It’s a good idea to establish a plan before implementing your strategy. Just experience boating to increase your time spent at the helm. Not only will you feel more confident in carrying on the captain’s duties, but you’ll also understand how to discover problems before they become more serious.
Rule 5: Use spring lines for assistance
You’ll be in a scenario where the opposing ship is ahead of you or behind you. Because your boat’s agility is restricted in this situation, you won’t be able to move very far. Don’t worry; with the help of spring lines, you won’t become trapped.
Tie up a spring line on a port’s cleat then attach it to the cleat of the fuel dock. The stern and bowlines can be removed. Then, to back the craft down, set the motor in reverse.
For more details, please check out this video:
Tips to Prevent Injuries and Accidents During the Docking Maneuver
You will always have to be cautious since accidents can happen while docking. Remember to follow these rules and stay safe!
- Before a docking maneuver, ensure that everyone knows what they’re doing. Passengers who have no expertise should just stay on board, while other crew members need to stay in position for emergency situations.
- Encourage your team to avoid making Olympic-style jumps on the pier. This is considered one of the most popular marine accidents.

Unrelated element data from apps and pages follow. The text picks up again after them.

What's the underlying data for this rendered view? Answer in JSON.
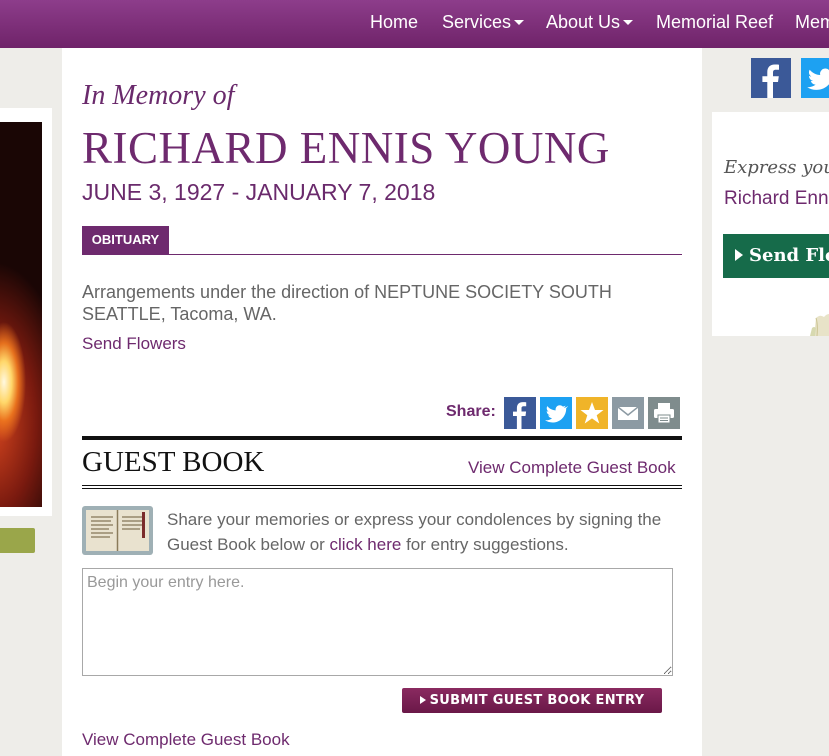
{
  "nav": {
    "items": [
      {
        "label": "Home",
        "dropdown": false
      },
      {
        "label": "Services",
        "dropdown": true
      },
      {
        "label": "About Us",
        "dropdown": true
      },
      {
        "label": "Memorial Reef",
        "dropdown": false
      },
      {
        "label": "Mem",
        "dropdown": false
      }
    ]
  },
  "memorial": {
    "heading": "In Memory of",
    "name": "RICHARD ENNIS YOUNG",
    "dates": "JUNE 3, 1927 - JANUARY 7, 2018"
  },
  "obituary": {
    "tab_label": "OBITUARY",
    "text": "Arrangements under the direction of NEPTUNE SOCIETY SOUTH SEATTLE, Tacoma, WA.",
    "send_flowers_link": "Send Flowers"
  },
  "share": {
    "label": "Share:",
    "buttons": [
      "facebook-icon",
      "twitter-icon",
      "star-icon",
      "email-icon",
      "print-icon"
    ]
  },
  "guestbook": {
    "title": "GUEST BOOK",
    "view_complete_top": "View Complete Guest Book",
    "intro_before": "Share your memories or express your condolences by signing the Guest Book below or ",
    "intro_link": "click here",
    "intro_after": " for entry suggestions.",
    "entry_placeholder": "Begin your entry here.",
    "submit_label": "SUBMIT GUEST BOOK ENTRY",
    "view_complete_bottom": "View Complete Guest Book"
  },
  "sidebar": {
    "express_text": "Express your",
    "name_text": "Richard Enn",
    "send_button": "Send Flo"
  },
  "colors": {
    "brand_purple": "#6e2a6e",
    "nav_gradient_top": "#8d3d8b",
    "nav_gradient_bottom": "#6f2369",
    "sidebar_green": "#166b4a",
    "submit_button": "#7a1f55",
    "facebook_blue": "#3b5998",
    "twitter_blue": "#1da1f2",
    "star_gold": "#f0b429",
    "email_gray": "#8c9aa3",
    "print_gray": "#7f8c8d"
  }
}
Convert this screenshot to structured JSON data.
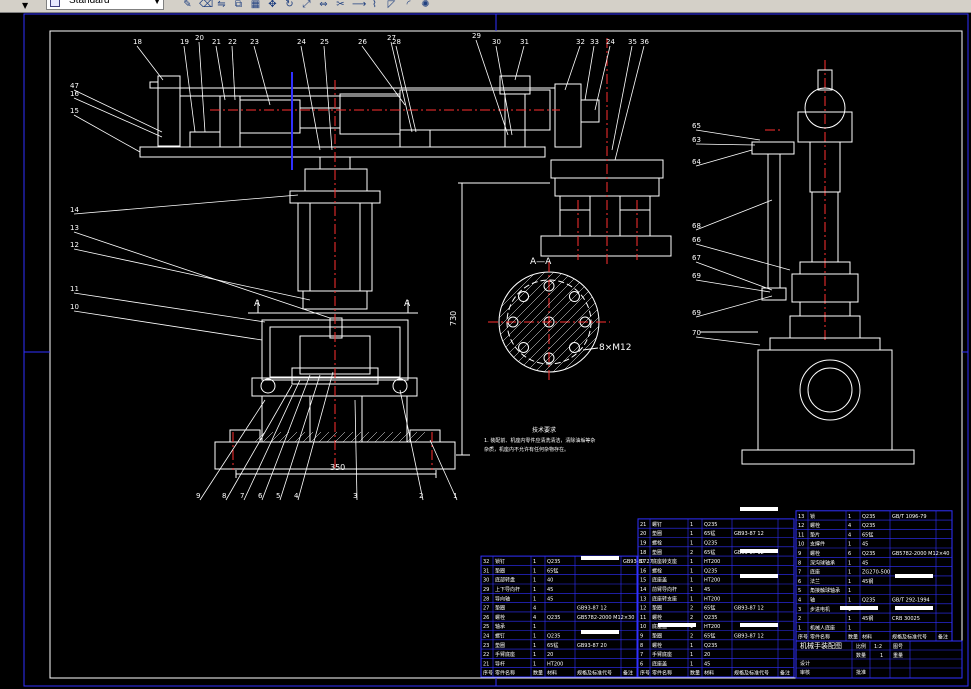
{
  "toolbar": {
    "text_style": "Standard",
    "tools": [
      "pencil-icon",
      "eraser-icon",
      "mirror-icon",
      "offset-icon",
      "array-icon",
      "move-icon",
      "rotate-icon",
      "scale-icon",
      "stretch-icon",
      "trim-icon",
      "extend-icon",
      "break-icon",
      "chamfer-icon",
      "fillet-icon",
      "explode-icon"
    ]
  },
  "drawing": {
    "callouts_top": [
      "18",
      "19",
      "20",
      "21",
      "22",
      "23",
      "24",
      "25",
      "26",
      "27",
      "28",
      "29",
      "30",
      "31",
      "32",
      "33",
      "24",
      "35",
      "36"
    ],
    "callouts_left": [
      "47",
      "16",
      "15",
      "14",
      "13",
      "12",
      "11",
      "10"
    ],
    "callouts_bottom": [
      "9",
      "8",
      "7",
      "6",
      "5",
      "4",
      "3",
      "2",
      "1"
    ],
    "callouts_right": [
      "65",
      "63",
      "64",
      "68",
      "66",
      "67",
      "69",
      "69",
      "70"
    ],
    "section_label_a": "A",
    "section_title": "A—A",
    "bolt_label": "8×M12",
    "dim_height": "730",
    "dim_width": "350",
    "note_title": "技术要求",
    "note_line1": "1. 装配前、机座内零件应清洗清洁，清除油垢等杂",
    "note_line2": "杂质，机座内不允许有任何杂物存在。"
  },
  "bom": {
    "tables": [
      {
        "rows": [
          [
            "32",
            "锁钉",
            "1",
            "Q235",
            "",
            "GB93-87 27"
          ],
          [
            "31",
            "垫圈",
            "1",
            "65锰",
            "",
            ""
          ],
          [
            "30",
            "底部转盘",
            "1",
            "40",
            "",
            ""
          ],
          [
            "29",
            "上下导向杆",
            "1",
            "45",
            "",
            ""
          ],
          [
            "28",
            "导向轴",
            "1",
            "45",
            "",
            ""
          ],
          [
            "27",
            "垫圈",
            "4",
            "",
            "GB93-87 12",
            ""
          ],
          [
            "26",
            "螺栓",
            "4",
            "Q235",
            "GB5782-2000 M12×30",
            ""
          ],
          [
            "25",
            "轴承",
            "1",
            "",
            "",
            ""
          ],
          [
            "24",
            "螺钉",
            "1",
            "Q235",
            "",
            ""
          ],
          [
            "23",
            "垫圈",
            "1",
            "65锰",
            "GB93-87 20",
            ""
          ],
          [
            "22",
            "手臂底座",
            "1",
            "20",
            "",
            ""
          ],
          [
            "21",
            "导杆",
            "1",
            "HT200",
            "",
            ""
          ]
        ],
        "footer": [
          "序号",
          "零件名称",
          "数量",
          "材料",
          "规格及标准代号",
          "备注"
        ]
      },
      {
        "rows": [
          [
            "21",
            "螺钉",
            "1",
            "Q235",
            "",
            ""
          ],
          [
            "20",
            "垫圈",
            "1",
            "65锰",
            "GB93-87 12",
            ""
          ],
          [
            "19",
            "螺栓",
            "1",
            "Q235",
            "",
            ""
          ],
          [
            "18",
            "垫圈",
            "2",
            "65锰",
            "GB93-87 12",
            ""
          ],
          [
            "17",
            "底座转支座",
            "1",
            "HT200",
            "",
            ""
          ],
          [
            "16",
            "螺栓",
            "1",
            "Q235",
            "",
            ""
          ],
          [
            "15",
            "底座盖",
            "1",
            "HT200",
            "",
            ""
          ],
          [
            "14",
            "前臂导向杆",
            "1",
            "45",
            "",
            ""
          ],
          [
            "13",
            "底座转支座",
            "1",
            "HT200",
            "",
            ""
          ],
          [
            "12",
            "垫圈",
            "2",
            "65锰",
            "GB93-87 12",
            ""
          ],
          [
            "11",
            "螺栓",
            "2",
            "Q235",
            "",
            ""
          ],
          [
            "10",
            "底座盖",
            "1",
            "HT200",
            "",
            ""
          ],
          [
            "9",
            "垫圈",
            "2",
            "65锰",
            "GB93-87 12",
            ""
          ],
          [
            "8",
            "螺栓",
            "1",
            "Q235",
            "",
            ""
          ],
          [
            "7",
            "手臂底座",
            "1",
            "20",
            "",
            ""
          ],
          [
            "6",
            "底座盖",
            "1",
            "45",
            "",
            ""
          ]
        ],
        "footer": [
          "序号",
          "零件名称",
          "数量",
          "材料",
          "规格及标准代号",
          "备注"
        ]
      },
      {
        "rows": [
          [
            "13",
            "锁",
            "1",
            "Q235",
            "GB/T 1096-79",
            ""
          ],
          [
            "12",
            "螺栓",
            "4",
            "Q235",
            "",
            ""
          ],
          [
            "11",
            "垫片",
            "4",
            "65锰",
            "",
            ""
          ],
          [
            "10",
            "支撑件",
            "1",
            "45",
            "",
            ""
          ],
          [
            "9",
            "螺栓",
            "6",
            "Q235",
            "GB5782-2000 M12×40",
            ""
          ],
          [
            "8",
            "深沟球轴承",
            "1",
            "45",
            "",
            ""
          ],
          [
            "7",
            "底座",
            "1",
            "ZG270-500",
            "",
            ""
          ],
          [
            "6",
            "法兰",
            "1",
            "45钢",
            "",
            ""
          ],
          [
            "5",
            "角接触球轴承",
            "1",
            "",
            "",
            ""
          ],
          [
            "4",
            "轴",
            "1",
            "Q235",
            "GB/T 292-1994",
            ""
          ],
          [
            "3",
            "步进电机",
            "1",
            "",
            "",
            ""
          ],
          [
            "2",
            "",
            "1",
            "45钢",
            "CRB 30025",
            ""
          ],
          [
            "1",
            "机械人底座",
            "1",
            "",
            "",
            ""
          ]
        ],
        "footer": [
          "序号",
          "零件名称",
          "数量",
          "材料",
          "规格及标准代号",
          "备注"
        ]
      }
    ],
    "title_block": {
      "title": "机械手装配图",
      "scale_label": "比例",
      "scale": "1:2",
      "qty_label": "数量",
      "qty": "1",
      "drawing_no_label": "图号",
      "material_label": "重量",
      "designer": "设计",
      "checker": "审核",
      "approver": "批准"
    }
  },
  "colors": {
    "background": "#000000",
    "line": "#ffffff",
    "frame": "#3030ff",
    "center": "#ff3030",
    "toolbar": "#d4d0c8"
  }
}
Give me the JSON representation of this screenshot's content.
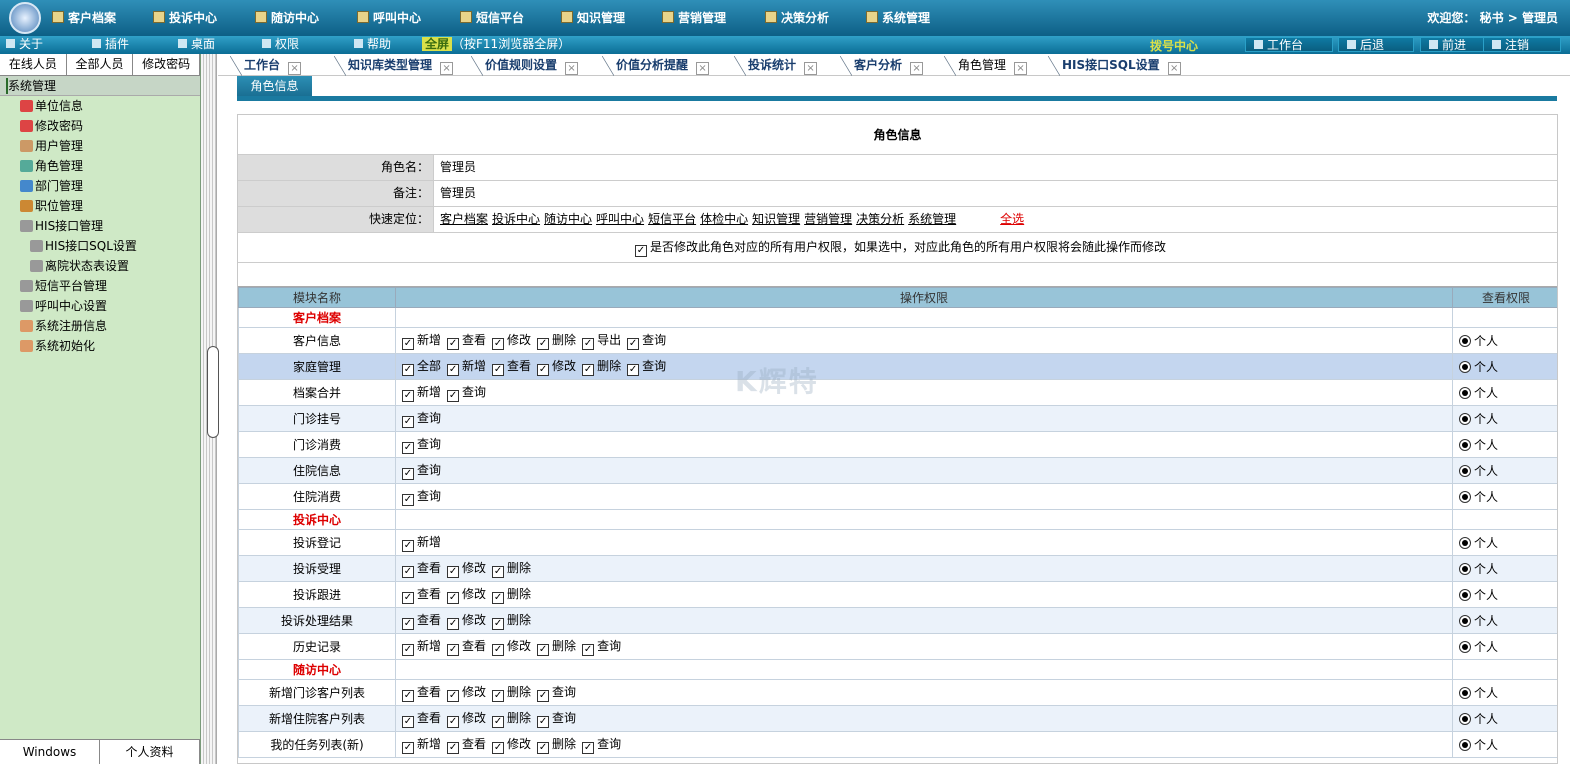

- Fingers and limbs must be kept inboard! Passengers on a boat approaching a dock tend to draw toward the rail and dangle their fingers, legs, or arms over the boat’s sides. The results of a boat swinging into a pier or piling can be unpleasant.
- Ensure everyone is positioned or has something to grab onto. Everyone should also know that they should not try to stop the vessel with their body.
Elements That Need to Be Paid Attention to Before Docking
1. Weather and current condition
The wind speed and the flow of the water have a big impact on docking. When the wind is blowing in your face, you must approach the dock with a sharp angle of 30 to 45 degrees. Before retracting to enable the stern to come in, you must first tighten the bow.
Get near to the dock at a small inclination of 20 degrees while the wind is on your back. After that, bring the boat to a complete stop to allow the wind to propel it to the pier. Approaching the pier when it’s upwind, on the other hand, is more advantageous since you have greater control.
2. Traffic at the port
When you’re in a marina with a limited number of docking stations, you’ll have to wait in the queue at times. As you converse and collaborate with the boaters who depart, remember to be patient and kind.
Docking maneuver may be complicated with new boaters but if you follow all the rules and suggestions that we have mentioned above, things will be simple. Moreover, these tips are recommended to ensure your safety while docking a boat, so keep them in mind and practice them frequently.
We hope you find our recommendations helpful and easy to understand. Did you enjoy the article on what is recommended when docking your boat? Do you want to add anything else? Please let us know and leave a comment below.
Ten years of enjoying countless trips on boats never made me love them any less! So I am here to put all those experiences into good use for other boaters who want to have a safe and fun trip with their friends and families.